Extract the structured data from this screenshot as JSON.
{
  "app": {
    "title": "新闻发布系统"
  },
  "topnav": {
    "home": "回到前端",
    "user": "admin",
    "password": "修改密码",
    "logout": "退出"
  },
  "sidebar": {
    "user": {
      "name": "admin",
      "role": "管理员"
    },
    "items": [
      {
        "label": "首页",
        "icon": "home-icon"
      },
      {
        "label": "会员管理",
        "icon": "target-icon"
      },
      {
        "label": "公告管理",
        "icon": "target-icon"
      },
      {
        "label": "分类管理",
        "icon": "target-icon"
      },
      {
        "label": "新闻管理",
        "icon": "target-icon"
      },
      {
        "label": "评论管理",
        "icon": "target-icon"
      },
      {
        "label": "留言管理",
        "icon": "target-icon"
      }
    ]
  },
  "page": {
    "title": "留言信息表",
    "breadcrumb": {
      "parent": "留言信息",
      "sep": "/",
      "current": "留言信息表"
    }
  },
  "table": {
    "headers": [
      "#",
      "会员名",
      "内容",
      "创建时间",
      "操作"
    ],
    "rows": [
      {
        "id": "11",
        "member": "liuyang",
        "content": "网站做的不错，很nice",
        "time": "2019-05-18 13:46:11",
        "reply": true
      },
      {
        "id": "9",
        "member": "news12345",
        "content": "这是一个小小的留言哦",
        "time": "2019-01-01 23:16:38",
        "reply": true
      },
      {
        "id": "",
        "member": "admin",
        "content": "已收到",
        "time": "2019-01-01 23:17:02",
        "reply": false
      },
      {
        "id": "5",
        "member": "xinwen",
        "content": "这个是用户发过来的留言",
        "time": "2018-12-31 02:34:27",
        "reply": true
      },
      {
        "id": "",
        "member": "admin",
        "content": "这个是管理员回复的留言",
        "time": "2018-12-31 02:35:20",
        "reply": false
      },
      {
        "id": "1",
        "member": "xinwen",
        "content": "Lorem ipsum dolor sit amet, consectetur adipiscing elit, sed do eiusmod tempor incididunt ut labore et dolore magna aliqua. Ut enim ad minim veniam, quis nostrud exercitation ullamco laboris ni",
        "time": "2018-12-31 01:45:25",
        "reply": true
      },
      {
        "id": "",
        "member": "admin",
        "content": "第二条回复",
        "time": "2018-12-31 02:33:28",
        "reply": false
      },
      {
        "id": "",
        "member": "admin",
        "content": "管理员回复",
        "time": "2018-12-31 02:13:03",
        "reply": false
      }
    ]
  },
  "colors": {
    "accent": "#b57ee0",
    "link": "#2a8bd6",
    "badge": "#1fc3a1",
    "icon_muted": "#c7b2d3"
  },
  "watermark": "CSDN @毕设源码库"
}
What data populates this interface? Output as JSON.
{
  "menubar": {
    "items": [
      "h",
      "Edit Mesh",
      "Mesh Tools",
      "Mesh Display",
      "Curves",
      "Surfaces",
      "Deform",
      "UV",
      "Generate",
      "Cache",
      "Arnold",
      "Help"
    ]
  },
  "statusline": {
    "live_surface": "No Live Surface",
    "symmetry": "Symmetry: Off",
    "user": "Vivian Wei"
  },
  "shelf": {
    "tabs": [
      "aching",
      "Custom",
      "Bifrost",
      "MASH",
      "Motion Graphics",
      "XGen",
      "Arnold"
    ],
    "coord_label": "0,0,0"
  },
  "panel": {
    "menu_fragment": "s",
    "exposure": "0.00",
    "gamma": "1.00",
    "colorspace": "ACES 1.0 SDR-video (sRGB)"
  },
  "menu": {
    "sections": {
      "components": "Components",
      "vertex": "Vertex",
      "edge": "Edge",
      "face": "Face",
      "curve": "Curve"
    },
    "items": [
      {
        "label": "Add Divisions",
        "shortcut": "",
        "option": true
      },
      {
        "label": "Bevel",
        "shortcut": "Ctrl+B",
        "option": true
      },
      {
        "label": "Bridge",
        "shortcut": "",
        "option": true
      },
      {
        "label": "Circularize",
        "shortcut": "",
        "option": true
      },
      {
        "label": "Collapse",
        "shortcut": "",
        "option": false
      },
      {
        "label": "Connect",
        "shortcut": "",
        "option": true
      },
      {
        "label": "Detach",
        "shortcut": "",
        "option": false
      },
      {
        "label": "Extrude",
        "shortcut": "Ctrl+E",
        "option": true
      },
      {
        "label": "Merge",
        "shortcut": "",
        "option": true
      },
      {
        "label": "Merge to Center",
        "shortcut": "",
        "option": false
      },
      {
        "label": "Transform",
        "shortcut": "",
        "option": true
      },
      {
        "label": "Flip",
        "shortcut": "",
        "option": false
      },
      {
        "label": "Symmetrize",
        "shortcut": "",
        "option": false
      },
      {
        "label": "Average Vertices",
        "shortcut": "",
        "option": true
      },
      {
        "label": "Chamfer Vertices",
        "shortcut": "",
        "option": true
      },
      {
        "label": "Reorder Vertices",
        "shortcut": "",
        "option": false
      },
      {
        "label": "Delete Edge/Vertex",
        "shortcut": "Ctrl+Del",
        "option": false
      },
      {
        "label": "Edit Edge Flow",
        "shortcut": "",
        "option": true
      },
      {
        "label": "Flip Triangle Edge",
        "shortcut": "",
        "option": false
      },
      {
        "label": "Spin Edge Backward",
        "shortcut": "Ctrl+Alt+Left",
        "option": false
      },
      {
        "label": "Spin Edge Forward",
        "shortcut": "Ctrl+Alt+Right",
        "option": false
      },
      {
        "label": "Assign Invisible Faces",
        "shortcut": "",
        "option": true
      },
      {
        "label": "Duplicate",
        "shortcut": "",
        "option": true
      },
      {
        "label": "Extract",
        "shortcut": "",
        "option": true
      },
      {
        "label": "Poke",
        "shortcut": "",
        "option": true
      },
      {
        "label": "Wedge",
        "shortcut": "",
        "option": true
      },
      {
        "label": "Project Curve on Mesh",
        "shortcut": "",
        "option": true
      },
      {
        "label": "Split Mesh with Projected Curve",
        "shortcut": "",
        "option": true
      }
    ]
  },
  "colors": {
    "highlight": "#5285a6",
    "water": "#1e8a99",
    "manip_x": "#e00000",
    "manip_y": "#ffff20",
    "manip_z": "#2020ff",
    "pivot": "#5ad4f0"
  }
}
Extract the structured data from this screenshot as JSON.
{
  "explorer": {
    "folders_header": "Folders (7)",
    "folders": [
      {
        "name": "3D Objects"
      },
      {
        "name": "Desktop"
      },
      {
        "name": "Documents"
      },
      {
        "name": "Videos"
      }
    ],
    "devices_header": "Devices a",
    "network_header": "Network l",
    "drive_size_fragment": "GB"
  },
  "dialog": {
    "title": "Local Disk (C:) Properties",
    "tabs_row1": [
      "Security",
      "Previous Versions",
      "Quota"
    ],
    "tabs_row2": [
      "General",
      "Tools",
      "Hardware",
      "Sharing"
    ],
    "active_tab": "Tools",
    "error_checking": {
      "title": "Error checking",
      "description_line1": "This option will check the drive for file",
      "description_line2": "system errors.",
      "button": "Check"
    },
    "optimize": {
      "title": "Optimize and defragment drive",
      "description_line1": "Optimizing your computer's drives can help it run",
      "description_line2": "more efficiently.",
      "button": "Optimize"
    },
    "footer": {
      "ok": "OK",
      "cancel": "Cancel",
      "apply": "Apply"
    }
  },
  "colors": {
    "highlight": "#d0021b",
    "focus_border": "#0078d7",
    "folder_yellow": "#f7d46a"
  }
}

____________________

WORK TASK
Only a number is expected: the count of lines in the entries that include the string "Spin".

FINAL ANSWER
2